Public's help is vital in ending teachers' plight
In 1996, I became a part of a profession that I felt was admirable and respected, but lately, that feeling has rapidly deteriorated. I am a teacher.
I love what I do. I have had kids leave my class and become upstanding community members. I have taught children who are in every profession out there. I am a teacher and, lately, I am depleted.
Indiana legislators are working hard to dismantle public education. We have had evaluations thrust upon us that judge standardized test results. Our contract negotiations are so strict that our rights are virtually gone. We have seen a 16% decrease in salary due to inflation increase, making Indiana last in salary to inflation increase in the nation. Many teachers are working two jobs to make ends meet.
Most legislators in my area have voted against public education by restricting our funding, limiting our ability to protect classroom conditions and funding private schools through vouchers. They aren't listening to teachers, administrators and superintendents anymore.
We need you to help support teachers. If you believe we are doing what we need to do to get your child ready for life after graduation, help us.
Vote for legislators who defend public education. Contact your legislators and ask them to support public education. Wear red on Wednesdays and announce on social media why. Encourage people to get involved. That is all we ask for.
Like many of my friends, I am a teacher. I love my job. I am good at it. I am tired of being targeted. I am tired of being depleted and insulted because I am a public education teacher. Something needs done to make a change. Please, help us.
A day brightener
Thank you for all the pictures of children enjoying an activity that brings a smile and apparent happiness to them.
These pictures make my day a better one.

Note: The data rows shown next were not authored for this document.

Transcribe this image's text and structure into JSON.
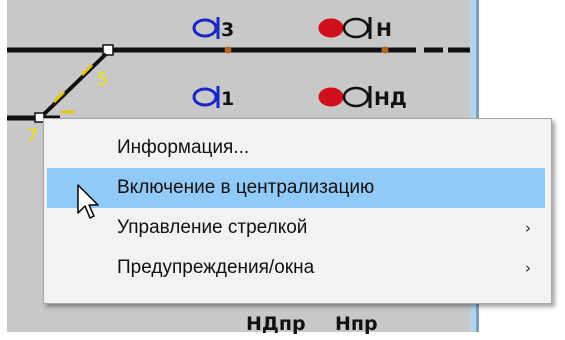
{
  "scheme": {
    "signals": [
      "3",
      "Н",
      "1",
      "НД"
    ],
    "switches": [
      "5",
      "7"
    ],
    "bottom_labels": [
      "НДпр",
      "Нпр"
    ],
    "colors": {
      "background": "#c8c8c8",
      "track": "#111111",
      "signal_outline": "#1a26c8",
      "signal_red": "#d0101a",
      "divider": "#b4d6ec",
      "joint": "#b5651d",
      "switch_number": "#f4e400"
    }
  },
  "context_menu": {
    "items": [
      {
        "label": "Информация...",
        "has_submenu": false,
        "highlighted": false
      },
      {
        "label": "Включение в централизацию",
        "has_submenu": false,
        "highlighted": true
      },
      {
        "label": "Управление стрелкой",
        "has_submenu": true,
        "highlighted": false
      },
      {
        "label": "Предупреждения/окна",
        "has_submenu": true,
        "highlighted": false
      }
    ],
    "submenu_arrow": "›",
    "highlight_color": "#91c9f7"
  },
  "cursor": {
    "icon": "arrow-cursor-icon"
  }
}
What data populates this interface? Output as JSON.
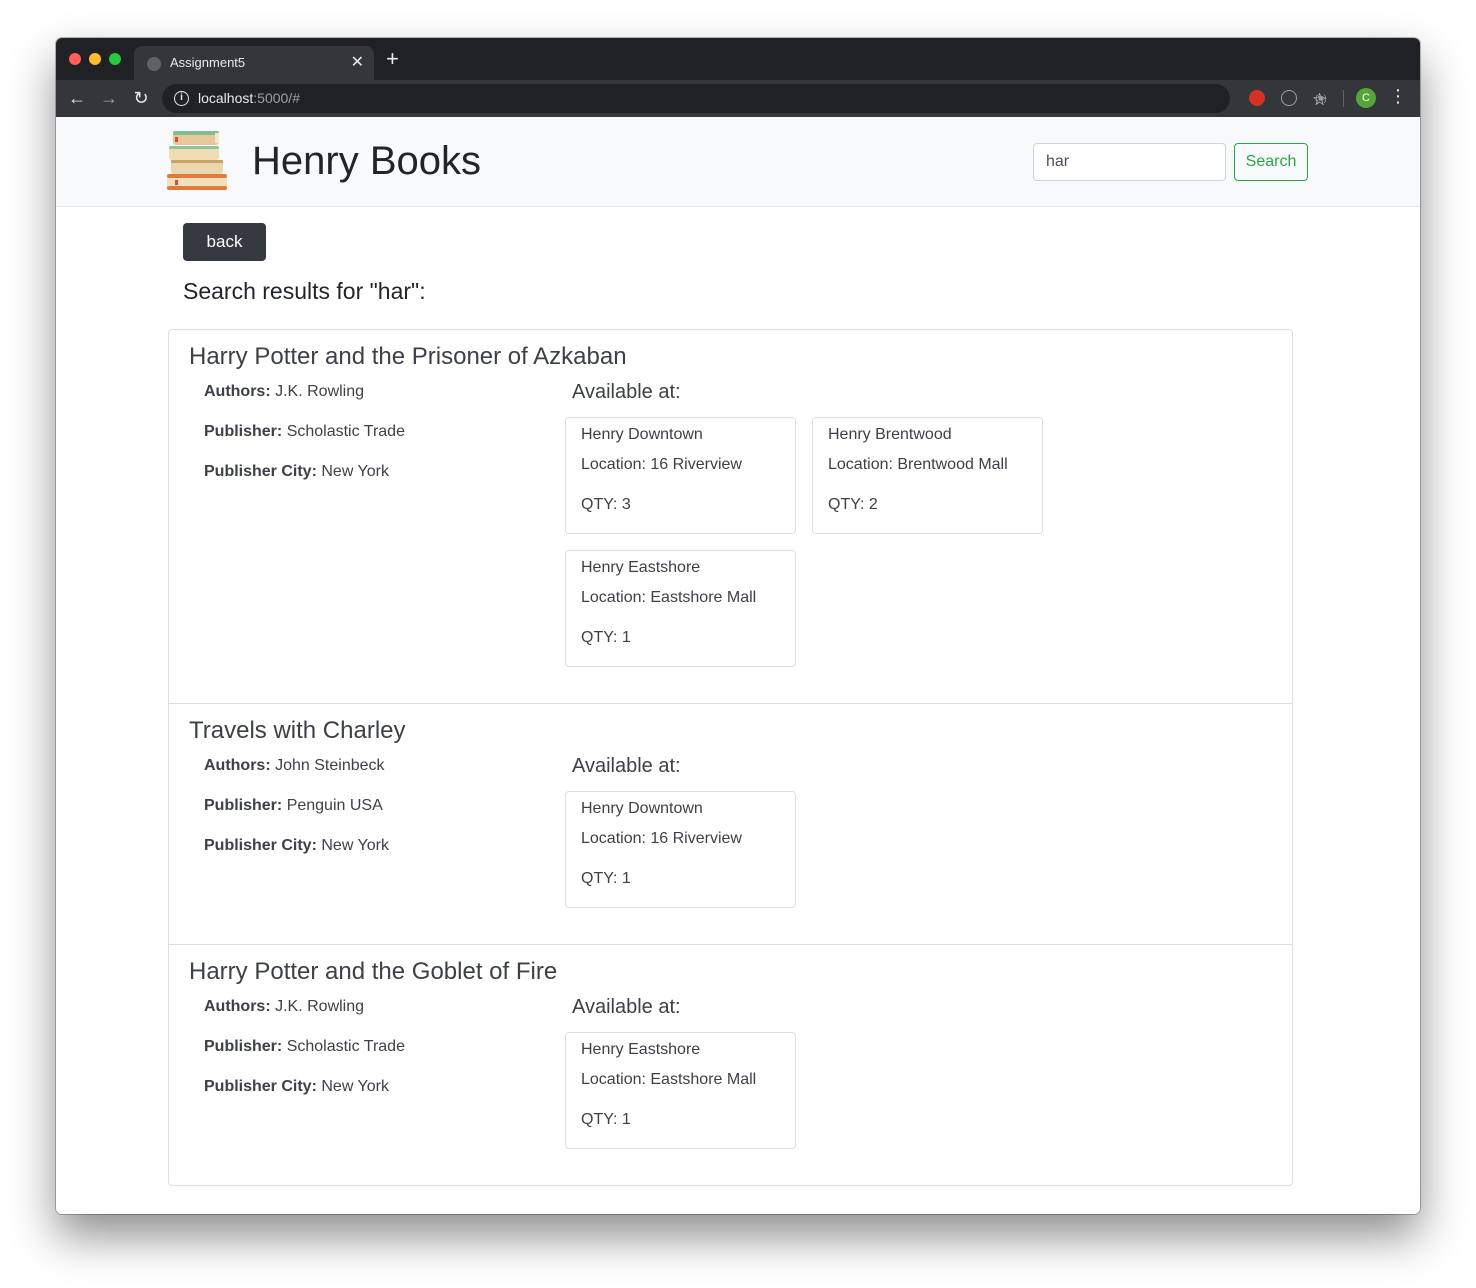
{
  "browser": {
    "tab_title": "Assignment5",
    "url_host": "localhost",
    "url_rest": ":5000/#",
    "profile_initial": "C"
  },
  "navbar": {
    "brand": "Henry Books",
    "search_value": "har",
    "search_button": "Search"
  },
  "back_button": "back",
  "results_heading": "Search results for \"har\":",
  "labels": {
    "authors": "Authors:",
    "publisher": "Publisher:",
    "publisher_city": "Publisher City:",
    "available_at": "Available at:"
  },
  "books": [
    {
      "title": "Harry Potter and the Prisoner of Azkaban",
      "authors": "J.K. Rowling",
      "publisher": "Scholastic Trade",
      "publisher_city": "New York",
      "stores": [
        {
          "name": "Henry Downtown",
          "location": "Location: 16 Riverview",
          "qty": "QTY: 3"
        },
        {
          "name": "Henry Brentwood",
          "location": "Location: Brentwood Mall",
          "qty": "QTY: 2"
        },
        {
          "name": "Henry Eastshore",
          "location": "Location: Eastshore Mall",
          "qty": "QTY: 1"
        }
      ]
    },
    {
      "title": "Travels with Charley",
      "authors": "John Steinbeck",
      "publisher": "Penguin USA",
      "publisher_city": "New York",
      "stores": [
        {
          "name": "Henry Downtown",
          "location": "Location: 16 Riverview",
          "qty": "QTY: 1"
        }
      ]
    },
    {
      "title": "Harry Potter and the Goblet of Fire",
      "authors": "J.K. Rowling",
      "publisher": "Scholastic Trade",
      "publisher_city": "New York",
      "stores": [
        {
          "name": "Henry Eastshore",
          "location": "Location: Eastshore Mall",
          "qty": "QTY: 1"
        }
      ]
    }
  ],
  "colors": {
    "search_green": "#28a745",
    "back_dark": "#343a40",
    "navbar_bg": "#f8f9fa"
  }
}
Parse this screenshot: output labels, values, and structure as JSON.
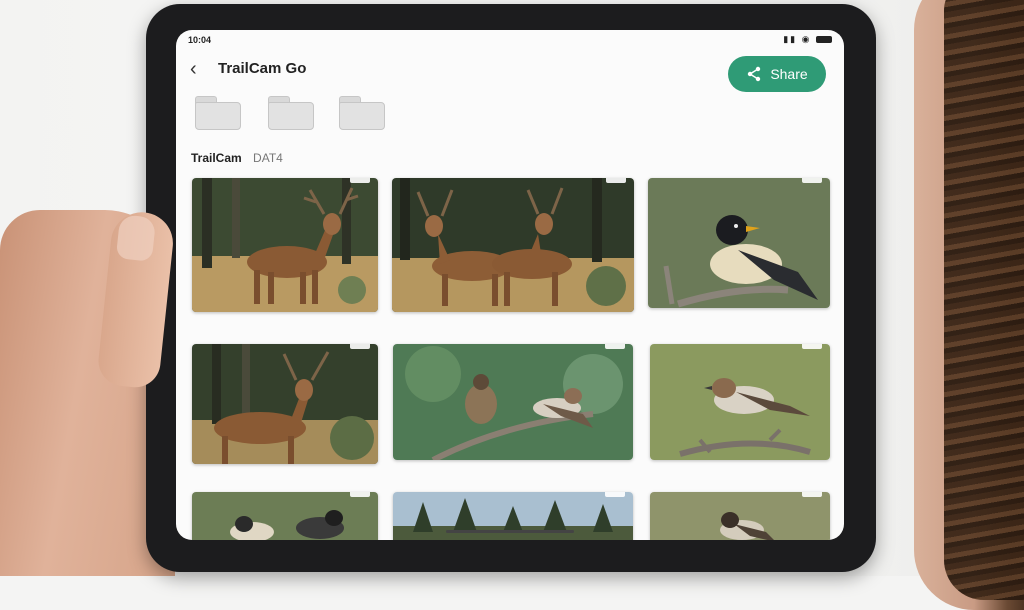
{
  "status_bar": {
    "time": "10:04"
  },
  "header": {
    "title": "TrailCam Go",
    "share_label": "Share"
  },
  "breadcrumb": {
    "main": "TrailCam",
    "sub": "DAT4"
  },
  "photos": [
    {
      "subject": "deer"
    },
    {
      "subject": "two deer"
    },
    {
      "subject": "bird on branch"
    },
    {
      "subject": "deer"
    },
    {
      "subject": "two birds on branch"
    },
    {
      "subject": "bird on branch"
    },
    {
      "subject": "birds"
    },
    {
      "subject": "forest landscape"
    },
    {
      "subject": "bird"
    }
  ],
  "colors": {
    "accent": "#2f9b76",
    "bezel": "#1c1c1e",
    "screen_bg": "#fbfbfb"
  }
}
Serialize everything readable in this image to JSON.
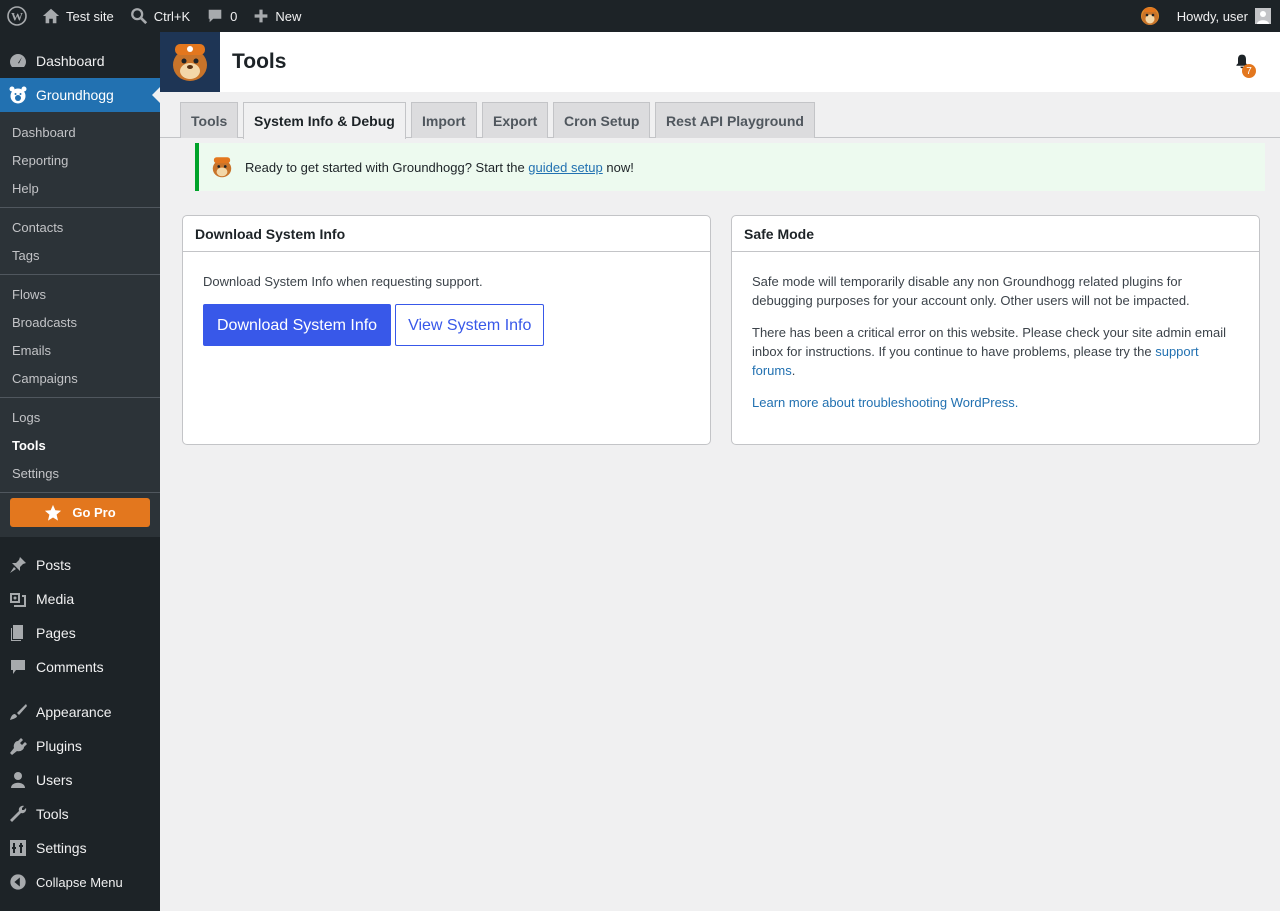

Smith keenly attuned to seniors' concerns
More and more now, I'm beginning to feel there really is not a lot of difference – at the local and state levels – between Indiana Republicans and Democrats. Most seem only too willing to raise our taxes. (Have you ever met a politician who did not feel he had great reasons for wanting to raise our taxes?)
Nobody will deny a need for a certain level of taxation. But where and when does it end? When is enough really enough? And it directly affects those least able to absorb all these nickel/dime increases. (Now Allen County is looking for higher taxes to fix bridges and roads.)
A few notable exceptions include Councilman Paul Ensley, along with Republican mayoral candidate Tim Smith. Smith has gone out of his way to visit and respond to my growing concerns over a lack of recognition to the suffering being imposed on Hoosier senior citizens and those living on fixed incomes by the never-ending efforts to raise our taxes.
Smith has gone so far as to mention that he too is concerned because his own elderly parents are included in that demographic. Meanwhile, no other Republican will even bother to respond.
Does Social Security keep pace with all these extra taxation nickels and dimes? Hardly. What is needed is some additional level of taxation circuit-breakers or tax relief that helps mitigate the added taxes upon seniors. But it will never happen until our local and state politicians even bother to recognize a problem exists for Hoosier seniors.
Smith also is proud to announce that he is pro-life. One wonders why John Crawford won't even answer whether he is pro-life or pro-choice.
We should keep this all in mind in our primary voting.
Letters related to the May 7 primary election must be received by noon Monday to be considered for publication.